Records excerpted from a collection
((

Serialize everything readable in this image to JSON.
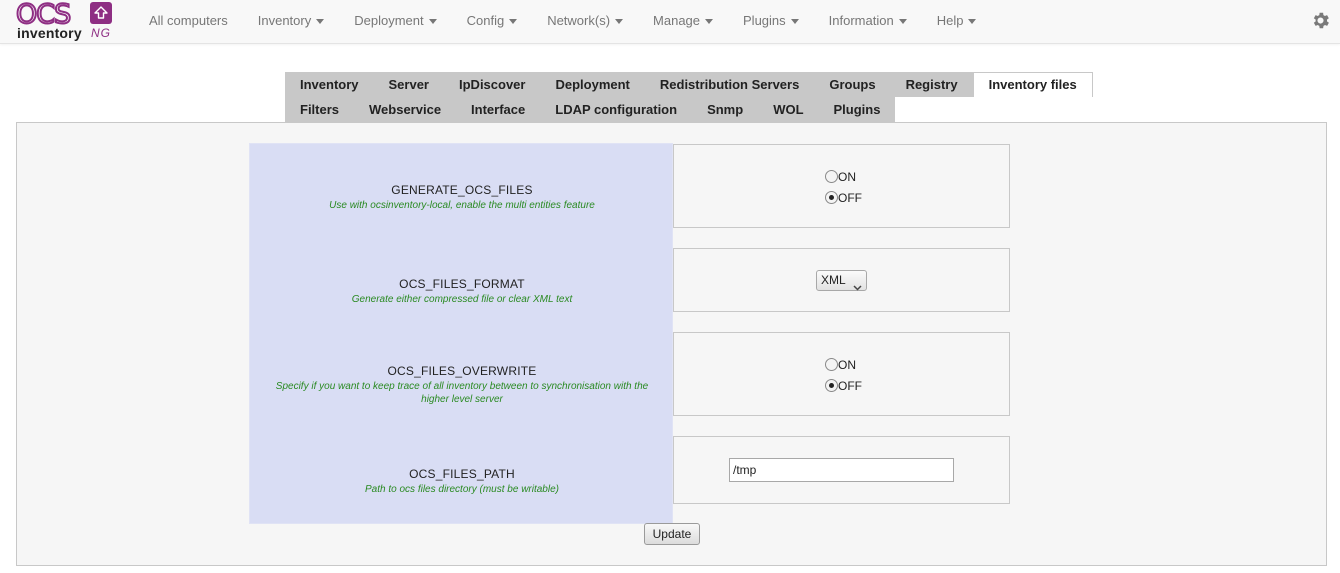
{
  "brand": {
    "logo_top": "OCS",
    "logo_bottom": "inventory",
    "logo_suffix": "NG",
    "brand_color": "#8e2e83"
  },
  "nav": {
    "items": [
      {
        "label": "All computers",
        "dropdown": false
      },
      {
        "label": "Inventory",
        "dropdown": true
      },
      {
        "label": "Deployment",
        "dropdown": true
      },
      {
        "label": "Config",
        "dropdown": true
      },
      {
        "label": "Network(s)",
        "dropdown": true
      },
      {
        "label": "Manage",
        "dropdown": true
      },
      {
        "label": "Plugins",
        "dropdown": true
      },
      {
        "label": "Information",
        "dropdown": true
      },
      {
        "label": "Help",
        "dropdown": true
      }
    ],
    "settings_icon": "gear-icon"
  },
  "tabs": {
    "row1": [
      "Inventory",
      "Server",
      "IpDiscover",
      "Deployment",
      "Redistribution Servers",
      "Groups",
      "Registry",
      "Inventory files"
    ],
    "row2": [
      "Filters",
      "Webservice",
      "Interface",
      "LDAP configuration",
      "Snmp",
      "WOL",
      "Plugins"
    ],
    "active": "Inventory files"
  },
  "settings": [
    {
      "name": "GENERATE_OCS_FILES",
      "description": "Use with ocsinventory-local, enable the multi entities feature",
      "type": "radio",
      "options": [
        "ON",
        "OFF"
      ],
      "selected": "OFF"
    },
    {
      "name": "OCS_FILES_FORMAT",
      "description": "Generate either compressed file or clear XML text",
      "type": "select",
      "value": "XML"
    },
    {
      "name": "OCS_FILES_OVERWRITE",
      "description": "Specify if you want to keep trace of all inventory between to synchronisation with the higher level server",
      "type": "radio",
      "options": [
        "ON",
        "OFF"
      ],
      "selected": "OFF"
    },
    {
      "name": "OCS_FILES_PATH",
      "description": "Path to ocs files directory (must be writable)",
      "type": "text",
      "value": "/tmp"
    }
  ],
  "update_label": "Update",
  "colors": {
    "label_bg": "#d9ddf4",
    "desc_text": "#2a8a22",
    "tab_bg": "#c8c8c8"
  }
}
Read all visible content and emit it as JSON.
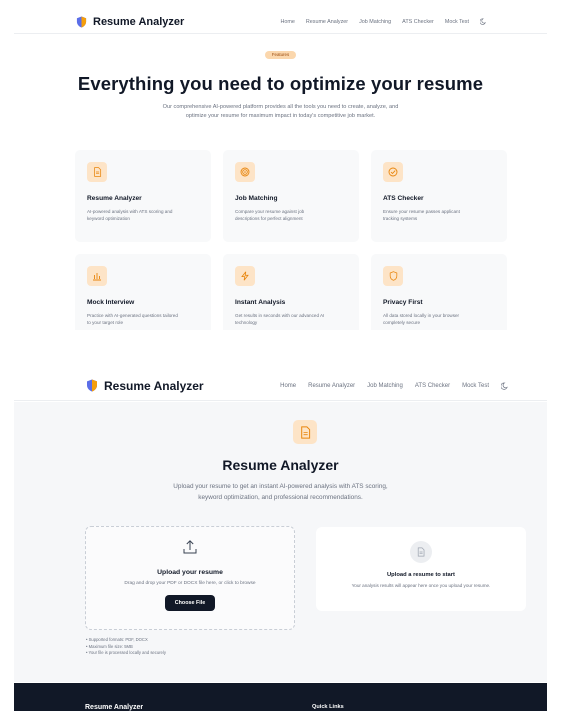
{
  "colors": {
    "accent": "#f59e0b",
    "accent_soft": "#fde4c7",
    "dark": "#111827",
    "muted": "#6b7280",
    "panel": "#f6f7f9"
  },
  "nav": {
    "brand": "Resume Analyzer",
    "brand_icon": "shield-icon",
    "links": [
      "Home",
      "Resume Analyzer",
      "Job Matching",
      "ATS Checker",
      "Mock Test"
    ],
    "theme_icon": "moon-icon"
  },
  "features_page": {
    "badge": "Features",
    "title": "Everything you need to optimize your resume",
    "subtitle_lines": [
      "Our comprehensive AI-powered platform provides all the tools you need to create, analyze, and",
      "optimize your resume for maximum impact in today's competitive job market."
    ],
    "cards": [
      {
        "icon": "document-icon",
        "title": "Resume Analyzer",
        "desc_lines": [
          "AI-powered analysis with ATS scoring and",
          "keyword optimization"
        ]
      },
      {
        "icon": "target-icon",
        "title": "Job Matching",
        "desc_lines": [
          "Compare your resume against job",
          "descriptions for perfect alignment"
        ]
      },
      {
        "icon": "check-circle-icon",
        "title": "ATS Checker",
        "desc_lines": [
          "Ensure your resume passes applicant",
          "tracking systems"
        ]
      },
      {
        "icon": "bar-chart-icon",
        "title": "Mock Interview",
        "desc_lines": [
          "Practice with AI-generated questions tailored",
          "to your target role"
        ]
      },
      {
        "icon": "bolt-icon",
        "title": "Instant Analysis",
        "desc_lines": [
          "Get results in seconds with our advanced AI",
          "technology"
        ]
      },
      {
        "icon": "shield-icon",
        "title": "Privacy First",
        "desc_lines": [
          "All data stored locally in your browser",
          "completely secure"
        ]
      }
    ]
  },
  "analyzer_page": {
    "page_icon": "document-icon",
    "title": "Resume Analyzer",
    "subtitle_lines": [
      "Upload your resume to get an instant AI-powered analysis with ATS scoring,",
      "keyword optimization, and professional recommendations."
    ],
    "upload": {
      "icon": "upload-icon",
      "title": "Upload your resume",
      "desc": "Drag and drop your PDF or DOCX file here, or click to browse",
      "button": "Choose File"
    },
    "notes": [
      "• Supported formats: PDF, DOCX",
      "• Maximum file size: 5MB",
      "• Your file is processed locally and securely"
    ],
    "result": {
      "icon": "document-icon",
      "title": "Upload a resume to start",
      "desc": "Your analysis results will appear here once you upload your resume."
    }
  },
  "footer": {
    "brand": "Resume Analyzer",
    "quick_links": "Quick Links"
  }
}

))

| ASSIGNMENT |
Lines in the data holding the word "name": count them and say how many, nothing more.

| SOLUTION TO THIS TASK |
4